At Yale, the academic endeavors of myself and my classmates are far-reaching and diverse. We stimulate our intellect with insightful classes on philosophy, modern literature, economics, life sciences, global affairs, quantum physics, sociology, art history, and a great many other subjects. We acquire vast amounts of interdisciplinary knowledge and skill through close relationships with our professors, who themselves are pioneers in their fields.

And what great feats we do accomplish in our four years! Our writings are published in the most distinguished literary journals. Our scientific breakthroughs earn us awards and high praise. World leaders travel to Yale to share ideas and craft policy with us. Our standard of academic excellence is unparalleled. 

Finally, on graduation day, each college senior dons a cap and gown, strides across the stage to shake the president’s hand, and collects their diploma. Then, one by one, they put on their work-suits and hard hats, bid us farewell, and depart to work in the mines.

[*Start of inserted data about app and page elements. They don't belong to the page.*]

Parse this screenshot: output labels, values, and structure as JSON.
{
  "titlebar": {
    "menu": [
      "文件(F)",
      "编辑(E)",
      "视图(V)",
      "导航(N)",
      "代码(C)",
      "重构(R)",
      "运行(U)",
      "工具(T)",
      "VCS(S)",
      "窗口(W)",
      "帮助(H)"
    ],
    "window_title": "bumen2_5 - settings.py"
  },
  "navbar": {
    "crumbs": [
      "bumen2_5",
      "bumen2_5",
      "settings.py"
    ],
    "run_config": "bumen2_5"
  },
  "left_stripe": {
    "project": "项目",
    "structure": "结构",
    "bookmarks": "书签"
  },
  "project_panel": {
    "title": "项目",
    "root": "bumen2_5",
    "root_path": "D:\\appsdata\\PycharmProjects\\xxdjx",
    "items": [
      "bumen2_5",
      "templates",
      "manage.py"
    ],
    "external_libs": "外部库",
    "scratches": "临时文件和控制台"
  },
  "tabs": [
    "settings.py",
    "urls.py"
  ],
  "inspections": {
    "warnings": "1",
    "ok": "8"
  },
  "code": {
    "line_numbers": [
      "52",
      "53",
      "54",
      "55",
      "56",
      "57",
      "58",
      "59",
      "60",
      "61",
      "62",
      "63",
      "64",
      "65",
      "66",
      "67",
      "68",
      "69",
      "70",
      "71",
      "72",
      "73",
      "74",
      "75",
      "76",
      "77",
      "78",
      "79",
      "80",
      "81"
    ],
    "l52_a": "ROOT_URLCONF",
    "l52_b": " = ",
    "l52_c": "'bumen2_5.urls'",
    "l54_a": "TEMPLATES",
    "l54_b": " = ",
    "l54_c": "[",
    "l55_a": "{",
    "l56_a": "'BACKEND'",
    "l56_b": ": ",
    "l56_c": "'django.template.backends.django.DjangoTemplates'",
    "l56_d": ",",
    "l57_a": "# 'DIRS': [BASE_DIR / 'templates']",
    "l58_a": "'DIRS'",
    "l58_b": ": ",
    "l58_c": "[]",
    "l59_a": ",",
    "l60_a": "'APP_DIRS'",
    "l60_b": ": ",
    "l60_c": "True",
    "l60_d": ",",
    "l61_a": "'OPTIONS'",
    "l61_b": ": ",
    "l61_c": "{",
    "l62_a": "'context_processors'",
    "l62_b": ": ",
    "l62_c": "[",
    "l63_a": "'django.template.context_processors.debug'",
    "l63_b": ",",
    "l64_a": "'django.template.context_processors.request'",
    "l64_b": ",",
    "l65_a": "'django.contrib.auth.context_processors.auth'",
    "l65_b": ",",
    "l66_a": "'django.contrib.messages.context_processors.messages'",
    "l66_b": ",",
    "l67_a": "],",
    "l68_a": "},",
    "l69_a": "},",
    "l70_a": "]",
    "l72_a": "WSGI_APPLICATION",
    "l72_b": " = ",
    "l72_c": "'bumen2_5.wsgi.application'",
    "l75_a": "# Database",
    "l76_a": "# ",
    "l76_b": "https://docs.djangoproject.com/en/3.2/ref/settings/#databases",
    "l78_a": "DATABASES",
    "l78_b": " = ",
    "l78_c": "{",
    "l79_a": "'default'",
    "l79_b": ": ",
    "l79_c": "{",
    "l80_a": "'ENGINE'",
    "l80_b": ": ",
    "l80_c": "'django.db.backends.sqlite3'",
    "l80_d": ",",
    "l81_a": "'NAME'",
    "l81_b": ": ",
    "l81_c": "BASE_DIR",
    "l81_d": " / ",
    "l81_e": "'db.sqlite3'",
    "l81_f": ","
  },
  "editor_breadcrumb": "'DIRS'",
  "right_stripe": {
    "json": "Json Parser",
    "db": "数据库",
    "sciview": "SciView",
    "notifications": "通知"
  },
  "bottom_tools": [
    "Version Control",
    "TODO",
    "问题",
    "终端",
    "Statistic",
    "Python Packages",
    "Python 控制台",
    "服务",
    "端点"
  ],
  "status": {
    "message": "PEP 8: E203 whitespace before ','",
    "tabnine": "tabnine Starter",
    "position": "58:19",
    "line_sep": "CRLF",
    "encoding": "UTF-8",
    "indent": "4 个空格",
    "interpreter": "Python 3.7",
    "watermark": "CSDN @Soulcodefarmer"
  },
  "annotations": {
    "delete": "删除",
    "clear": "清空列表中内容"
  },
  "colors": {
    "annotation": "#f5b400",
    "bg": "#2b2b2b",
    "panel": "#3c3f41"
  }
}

It is such a delight to witness each of these graduating seniors, shining stars in their fields, receive a salute from the Yale president and medals commending them with the highest academic honors. Of course, nothing is more gratifying than watching each of them carefully pack their bags with a pick, hammer, shovel, drill, and headlamp, as they head off to their new jobs in the mines.

These days, I find myself pondering my own commencement date. Sometimes I think it will be hard to leave my studies behind to go work in the mines. But then I remember all the generations of Yale students who dug deep and paved the way for us, and I feel a sense of deep pride. Each one achieved incredible scholarly feats. Each one graduated and went to work in the mines. Standing on their shoulders, I’m confident that I, too, am on the right path. Onwards and downwards, dear Yale graduates, onwards and downwards.

–R. Pontious